It would be uncharitable to use hindsight to criticize two panelists from the preseason’s “Counting Down the Irish” rankings, but such disbelief may be deserved when two Notre Dame beat writers looked ahead to the 2022 season and failed to consider junior tight end Michael Mayer the surefire most impactful player on the roster.
In their defense, one ranked fellow consensus All-American defensive end Isaiah Foskey as the most impactful player coming into the season, and the other granted that honor to the Irish starting quarterback, Tyler Buchner.
But when looking back on the 2022 season — and again, to those two’s defense, the annual rankings exercise was done before the season — Mayer’s 67 catches for 809 yards and nine touchdowns were the most impactful aspect of Notre Dame’s season.
The stats themselves do not do Mayer justice. If you cherry-picked the next three players in each statistical category, the combined stat line would be 70 catches for 855 yards and seven touchdowns. Mayer himself was effectively as productive as the next three Irish receivers.
The No. 19 South Carolina Gamecocks certainly consider themselves fortunate they will not have to face Mayer in the Gator Bowl on Dec. 30 (3:30 ET; ABC), the consensus first-team All-American and certain first-round draft pick opting out to begin preparing for the next step in his career.
That is the obvious piece of reviewing the preseason’s “Counting Down the Irish” series. Who else was ranked too low or too high?
Well, Buchner for one, coming in at No. 6 overall, but an injury dispensation can be considered, the sophomore quarterback missing 10-plus games to a shoulder sprain, though now expected back for the bowl game.

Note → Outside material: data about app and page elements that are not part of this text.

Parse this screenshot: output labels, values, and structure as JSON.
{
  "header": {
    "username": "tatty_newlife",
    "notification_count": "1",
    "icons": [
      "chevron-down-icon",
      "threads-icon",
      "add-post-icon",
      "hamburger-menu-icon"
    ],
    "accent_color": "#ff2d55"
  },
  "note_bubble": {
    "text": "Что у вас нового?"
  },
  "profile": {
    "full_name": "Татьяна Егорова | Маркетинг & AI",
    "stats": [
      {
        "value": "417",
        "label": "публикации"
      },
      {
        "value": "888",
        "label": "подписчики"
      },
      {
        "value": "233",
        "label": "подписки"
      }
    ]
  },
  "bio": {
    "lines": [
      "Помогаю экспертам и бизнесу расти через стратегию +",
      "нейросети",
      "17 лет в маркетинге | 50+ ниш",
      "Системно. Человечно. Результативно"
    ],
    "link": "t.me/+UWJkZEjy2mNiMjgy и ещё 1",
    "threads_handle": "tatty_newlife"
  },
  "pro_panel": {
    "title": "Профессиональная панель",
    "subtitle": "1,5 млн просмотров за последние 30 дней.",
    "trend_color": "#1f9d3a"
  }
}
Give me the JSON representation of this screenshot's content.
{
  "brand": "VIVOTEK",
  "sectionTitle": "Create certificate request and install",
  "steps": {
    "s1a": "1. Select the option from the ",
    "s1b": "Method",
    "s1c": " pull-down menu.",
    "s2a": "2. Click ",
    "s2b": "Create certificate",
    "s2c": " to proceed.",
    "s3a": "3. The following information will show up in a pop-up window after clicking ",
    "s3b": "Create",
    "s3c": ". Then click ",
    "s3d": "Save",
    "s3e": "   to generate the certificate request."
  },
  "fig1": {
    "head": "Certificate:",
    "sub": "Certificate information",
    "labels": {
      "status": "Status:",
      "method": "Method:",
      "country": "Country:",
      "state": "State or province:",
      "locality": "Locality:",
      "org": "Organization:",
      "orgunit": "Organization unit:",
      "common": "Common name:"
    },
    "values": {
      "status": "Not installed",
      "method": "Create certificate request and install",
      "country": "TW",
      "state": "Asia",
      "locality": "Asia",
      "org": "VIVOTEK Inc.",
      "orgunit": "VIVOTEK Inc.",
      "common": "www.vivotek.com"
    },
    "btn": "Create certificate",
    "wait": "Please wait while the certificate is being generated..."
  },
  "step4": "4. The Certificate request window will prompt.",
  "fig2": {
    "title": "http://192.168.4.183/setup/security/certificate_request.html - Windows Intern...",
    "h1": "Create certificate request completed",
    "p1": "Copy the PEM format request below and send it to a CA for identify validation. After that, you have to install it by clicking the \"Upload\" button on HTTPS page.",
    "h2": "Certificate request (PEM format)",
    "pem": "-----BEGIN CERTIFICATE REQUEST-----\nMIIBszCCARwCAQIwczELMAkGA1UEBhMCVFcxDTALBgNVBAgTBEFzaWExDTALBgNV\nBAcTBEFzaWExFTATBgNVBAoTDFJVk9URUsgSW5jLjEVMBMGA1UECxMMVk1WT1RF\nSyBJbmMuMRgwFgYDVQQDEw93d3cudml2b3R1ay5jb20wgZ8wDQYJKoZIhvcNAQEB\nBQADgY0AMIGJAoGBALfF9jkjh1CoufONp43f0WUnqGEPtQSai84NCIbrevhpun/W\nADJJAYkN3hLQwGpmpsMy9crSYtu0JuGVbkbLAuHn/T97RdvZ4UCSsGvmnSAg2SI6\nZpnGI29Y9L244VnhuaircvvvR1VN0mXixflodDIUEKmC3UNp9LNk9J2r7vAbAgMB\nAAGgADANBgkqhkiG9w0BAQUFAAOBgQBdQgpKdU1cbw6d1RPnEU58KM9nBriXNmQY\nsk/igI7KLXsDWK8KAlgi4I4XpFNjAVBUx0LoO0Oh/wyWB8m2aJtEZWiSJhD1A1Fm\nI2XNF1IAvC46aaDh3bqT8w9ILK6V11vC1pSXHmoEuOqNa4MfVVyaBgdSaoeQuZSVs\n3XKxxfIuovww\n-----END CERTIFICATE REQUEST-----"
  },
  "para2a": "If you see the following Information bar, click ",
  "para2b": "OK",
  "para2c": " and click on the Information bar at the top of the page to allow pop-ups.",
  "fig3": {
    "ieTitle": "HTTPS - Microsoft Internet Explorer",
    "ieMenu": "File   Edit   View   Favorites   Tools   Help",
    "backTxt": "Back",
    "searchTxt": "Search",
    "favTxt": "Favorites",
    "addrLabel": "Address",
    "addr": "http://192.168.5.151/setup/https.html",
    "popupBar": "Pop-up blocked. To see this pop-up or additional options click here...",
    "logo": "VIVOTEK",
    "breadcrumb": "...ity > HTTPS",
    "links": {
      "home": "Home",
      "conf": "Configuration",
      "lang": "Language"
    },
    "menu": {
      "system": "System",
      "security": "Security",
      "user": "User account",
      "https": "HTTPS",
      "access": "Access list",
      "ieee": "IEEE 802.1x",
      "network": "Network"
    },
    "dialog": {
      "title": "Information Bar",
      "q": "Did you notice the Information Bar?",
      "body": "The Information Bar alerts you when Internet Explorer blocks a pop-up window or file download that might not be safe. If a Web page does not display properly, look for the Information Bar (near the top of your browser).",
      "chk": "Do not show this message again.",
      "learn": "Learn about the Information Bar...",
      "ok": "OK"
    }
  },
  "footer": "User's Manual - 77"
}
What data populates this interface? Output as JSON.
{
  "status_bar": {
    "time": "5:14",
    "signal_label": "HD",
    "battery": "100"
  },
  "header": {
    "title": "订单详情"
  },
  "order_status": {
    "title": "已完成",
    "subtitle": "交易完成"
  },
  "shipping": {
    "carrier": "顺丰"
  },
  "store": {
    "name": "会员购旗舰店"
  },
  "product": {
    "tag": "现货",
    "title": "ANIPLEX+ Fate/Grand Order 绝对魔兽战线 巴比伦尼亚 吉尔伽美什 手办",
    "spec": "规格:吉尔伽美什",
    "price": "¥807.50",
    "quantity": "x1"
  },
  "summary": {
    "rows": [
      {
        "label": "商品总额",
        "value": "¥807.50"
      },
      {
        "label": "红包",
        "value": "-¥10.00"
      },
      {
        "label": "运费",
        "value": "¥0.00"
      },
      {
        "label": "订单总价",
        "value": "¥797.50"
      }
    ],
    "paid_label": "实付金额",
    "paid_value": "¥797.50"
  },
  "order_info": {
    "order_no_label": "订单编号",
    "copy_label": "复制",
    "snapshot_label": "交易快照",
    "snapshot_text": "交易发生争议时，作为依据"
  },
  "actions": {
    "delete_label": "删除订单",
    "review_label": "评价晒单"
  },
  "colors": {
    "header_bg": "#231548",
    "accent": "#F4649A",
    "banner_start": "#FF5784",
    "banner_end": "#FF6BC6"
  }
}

Safety Brandon Joseph also ranked too high, at No. 3. Maybe the Northwestern transfer was not a disappointment in 2022, as it is hard to consider anyone on the defense that much of a disappointment when it gave up only 21.2 points per game (adjusting for Marshall’s pick-six) and never more than 20 points when discounting garbage time up until the regular-season finale against USC and Heisman Trophy winner Caleb Williams. But Joseph entered the season with a ball-hawking reputation, and he instead intercepted only one pass and broke up just one more.
The absence of freshman cornerback Benjamin Morrison leaps off the page in retrospect. He did not receive a single vote in the preseason exercise, spurned by all 10 panelists, with not only classmate Jaden Mickey receiving five votes, but a total of eight defensive backs receiving votes instead of him. With five interceptions in November, Morrison assuredly staked a claim to a top-15 ranking next August.
RELATED READING: Counting Down the Irish: The top five
Seemingly any player considered under-ranked, with the benefit of hindsight, should be returning for Notre Dame in 2023. That excludes former Irish quarterback Drew Pyne, but Buchner’s injury dispensation somewhat echoes here, not to mention Notre Dame’s continued intention to land an incoming transfer quarterback.
Sophomore running back Audric Estimé belonged in the top 10, not at No. 25. And in front of him, center Zeke Correll (No. 17), left tackle Joe Alt (No. 9) and right tackle Blake Fisher (No. 8) led the way to keep Pyne upright and the Irish averaging 182.8 rushing yards per game.
Right there, clear as day, is Notre Dame’s path into 2023.
Irish head coach Marcus Freeman continues to hope for an “O-line and D-line driven program,” and Notre Dame should return 54 career starts from those three, alone. Senior guard Andrew Kristofic may add another eight.
For context, entering the 2021 season, the Irish had 31 career starts returning along the offensive line, not counting the additional 31 Cain Madden brought from Marshall.
Defensively, along with Morrison, the return of senior cornerback Cam Hart (No. 10 in the preseason rankings) and possibly of Joseph should lead to a defensive backfield emphasis next year, one that has been lacking for a few seasons, Kyle Hamilton aside.
That, of course, will hinge on Joseph not falling short of broad expectations again, if he does indeed return for a second season in South Bend. Repeating that is not meant as doubling down on diminishing Joseph’s play — Notre Dame gave up 17 passing touchdowns in 12 games and the passer rating against was No. 40 in the country — but to remind of the long-term purpose of these preseason rankings, to gauge how players performed compared to summer’s thinking.
Mayer delivered and then some. Foskey did, too, not to mention fifth-year left guard Jarrett Patterson (No. 4 in the preseason). Joseph may not have simply in that a No. 3 ranking carries with it lofty anticipations.
Those will again accompany the Irish defense moving forward, given it may return as many as 10 starters, but the summer hype likely will focus on Alt and Fisher. They were not given proper consideration in 2022’s preseason; that mistake will not be made again.